Google Bowrington, and it seems that the name is more than that. Perhaps naming an entire area after Governor Bowring was the original intent, and perhaps the Government in 1960 wanted to suppress the use of the name?
On p.116 – because
Chai Wan; 柴灣; … This district and bay name of Chai Wan has appeared incorrectly as Sai Wan on maps of the Colony for many years…
This despite Sai Wan Ho (which not even this gazetteer dare call incorrect!) and the historically significant Sai Wan War Cemetery. Anyway, (also on p.116)
Ma Tong or Siu Chai Wan; 馬塘 or 小柴灣; KV165647; 654965; a small bay NW of Cape Collinson on which the R.A.F. wireless station is established. The name Ma Tong is not now used locally; Siu Chai Wan is the common name. This bay is incorrectly named Little Sai Wan on the 1:25000 official map (Sheet 19, 1957 Edition).
How interesting that we now call there (presently a residential area) Siu Sai Wan 小西灣! Try asking directions to 小柴灣 next time and see if you are understood.
As a gazetteer from the 1960s it provides an excellent guide to Hong Kong back then, especially for Kowloon and New Territories where hundreds of villages were about to be deserted or wiped out in the decades of rapid urbanization to come. Consider Sai Tau Tsuen 西頭村, Lai Chi Yuen 荔枝園 (from Kowloon City, p.123). Wang Shan Keuk 橫山腳 (p.194; 1955 population: 65) and Tai No 大腦 (p.139; 1955 population: 80) are now deserted. There are, of course, still plenty of villages that thrive today.
The “correctness” and “incorrectness” as indicated in this gazetteer may be seen as an official “manual of style” of names, or how the Government wished the names to be rendered (for example how Hong Kong, Wan Chai and Yau Ma Tei should not be written as Hongkong, Wanchai and Yaumati). Nevertheless, names are created, and it’s always up to the speaker/writer for names as long as they are understood. And this book is much more significant as a snapshot of late 1950s Hong Kong.
Hong Kong, Colonial Secretariat.

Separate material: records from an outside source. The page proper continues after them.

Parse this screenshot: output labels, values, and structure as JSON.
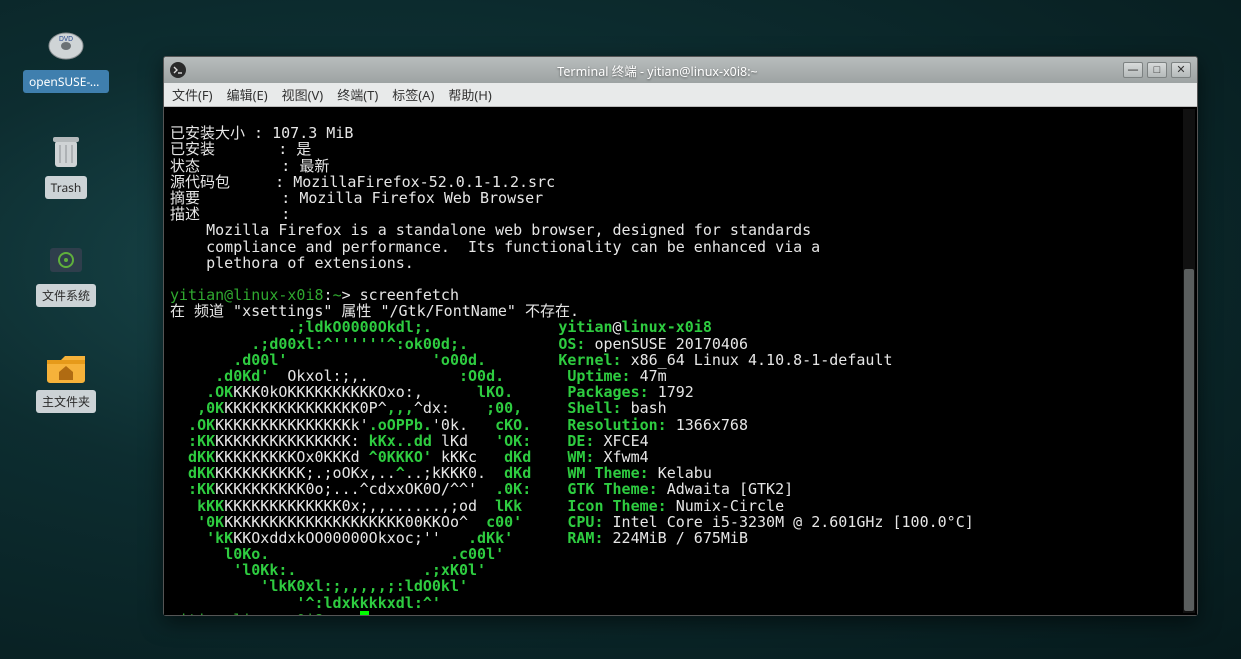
{
  "desktop": {
    "icons": [
      {
        "id": "opensuse-disc",
        "label": "openSUSE-T···",
        "kind": "disc-icon"
      },
      {
        "id": "trash",
        "label": "Trash",
        "kind": "trash-icon"
      },
      {
        "id": "filesystem",
        "label": "文件系统",
        "kind": "filesystem-icon"
      },
      {
        "id": "home",
        "label": "主文件夹",
        "kind": "home-folder-icon"
      }
    ]
  },
  "window": {
    "title": "Terminal 终端 - yitian@linux-x0i8:~",
    "menus": [
      "文件(F)",
      "编辑(E)",
      "视图(V)",
      "终端(T)",
      "标签(A)",
      "帮助(H)"
    ],
    "controls": {
      "minimize": "—",
      "maximize": "□",
      "close": "✕"
    }
  },
  "pkg": {
    "size_label": "已安装大小",
    "size_value": "107.3 MiB",
    "installed_label": "已安装",
    "installed_value": "是",
    "status_label": "状态",
    "status_value": "最新",
    "srcpkg_label": "源代码包",
    "srcpkg_value": "MozillaFirefox-52.0.1-1.2.src",
    "summary_label": "摘要",
    "summary_value": "Mozilla Firefox Web Browser",
    "desc_label": "描述",
    "desc1": "Mozilla Firefox is a standalone web browser, designed for standards",
    "desc2": "compliance and performance.  Its functionality can be enhanced via a",
    "desc3": "plethora of extensions."
  },
  "prompt": {
    "user_host": "yitian@linux-x0i8",
    "cwd": "~",
    "cmd": "screenfetch",
    "warn": "在 频道 \"xsettings\" 属性 \"/Gtk/FontName\" 不存在."
  },
  "fetch": {
    "user": "yitian",
    "host": "linux-x0i8",
    "os_label": "OS:",
    "os_value": "openSUSE 20170406",
    "kernel_label": "Kernel:",
    "kernel_value": "x86_64 Linux 4.10.8-1-default",
    "uptime_label": "Uptime:",
    "uptime_value": "47m",
    "packages_label": "Packages:",
    "packages_value": "1792",
    "shell_label": "Shell:",
    "shell_value": "bash",
    "res_label": "Resolution:",
    "res_value": "1366x768",
    "de_label": "DE:",
    "de_value": "XFCE4",
    "wm_label": "WM:",
    "wm_value": "Xfwm4",
    "wmth_label": "WM Theme:",
    "wmth_value": "Kelabu",
    "gtk_label": "GTK Theme:",
    "gtk_value": "Adwaita [GTK2]",
    "icon_label": "Icon Theme:",
    "icon_value": "Numix-Circle",
    "cpu_label": "CPU:",
    "cpu_value": "Intel Core i5-3230M @ 2.601GHz [100.0°C]",
    "ram_label": "RAM:",
    "ram_value": "224MiB / 675MiB"
  },
  "ascii": {
    "l01a": "             .;ldkO0000Okdl;.",
    "l02a": "         .;d00xl:^''''''^:ok00d;.",
    "l03a": "       .d00l'                'o00d.",
    "l04a": "     .d0Kd'",
    "l04b": "  Okxol:;,.",
    "l04c": "          :O0d.",
    "l05a": "    .OK",
    "l05b": "KKK0kOKKKKKKKKKKOxo:,",
    "l05c": "      lKO.",
    "l06a": "   ,0K",
    "l06b": "KKKKKKKKKKKKKKK0P^",
    "l06c": ",,,",
    "l06d": "^dx:",
    "l06e": "    ;00,",
    "l07a": "  .OK",
    "l07b": "KKKKKKKKKKKKKKKk'",
    "l07c": ".oOPPb.",
    "l07d": "'0k.",
    "l07e": "   cKO.",
    "l08a": "  :KK",
    "l08b": "KKKKKKKKKKKKKKK:",
    "l08c": " kKx..dd ",
    "l08d": "lKd",
    "l08e": "   'OK:",
    "l09a": "  dKK",
    "l09b": "KKKKKKKKKOx0KKKd",
    "l09c": " ^0KKKO' ",
    "l09d": "kKKc",
    "l09e": "   dKd",
    "l10a": "  dKK",
    "l10b": "KKKKKKKKKK;.;oOKx,..",
    "l10c": "^",
    "l10d": "..;kKKK0.",
    "l10e": "  dKd",
    "l11a": "  :KK",
    "l11b": "KKKKKKKKKK0o;...^cdxxOK0O/^^'",
    "l11c": "  .0K:",
    "l12a": "   kKK",
    "l12b": "KKKKKKKKKKKKK0x;,,......,;od",
    "l12c": "  lKk",
    "l13a": "   '0K",
    "l13b": "KKKKKKKKKKKKKKKKKKKK00KKOo^",
    "l13c": "  c00'",
    "l14a": "    'kK",
    "l14b": "KKOxddxkOO00000Okxoc;''",
    "l14c": "   .dKk'",
    "l15a": "      l0Ko.                    .c00l'",
    "l16a": "       'l0Kk:.              .;xK0l'",
    "l17a": "          'lkK0xl:;,,,,,;:ldO0kl'",
    "l18a": "              '^:ldxkkkkxdl:^'"
  }
}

A Gazetteer of Place Names in Hong Kong, Kowloon and the New Territories. Hong Kong, Government Printer, 1960.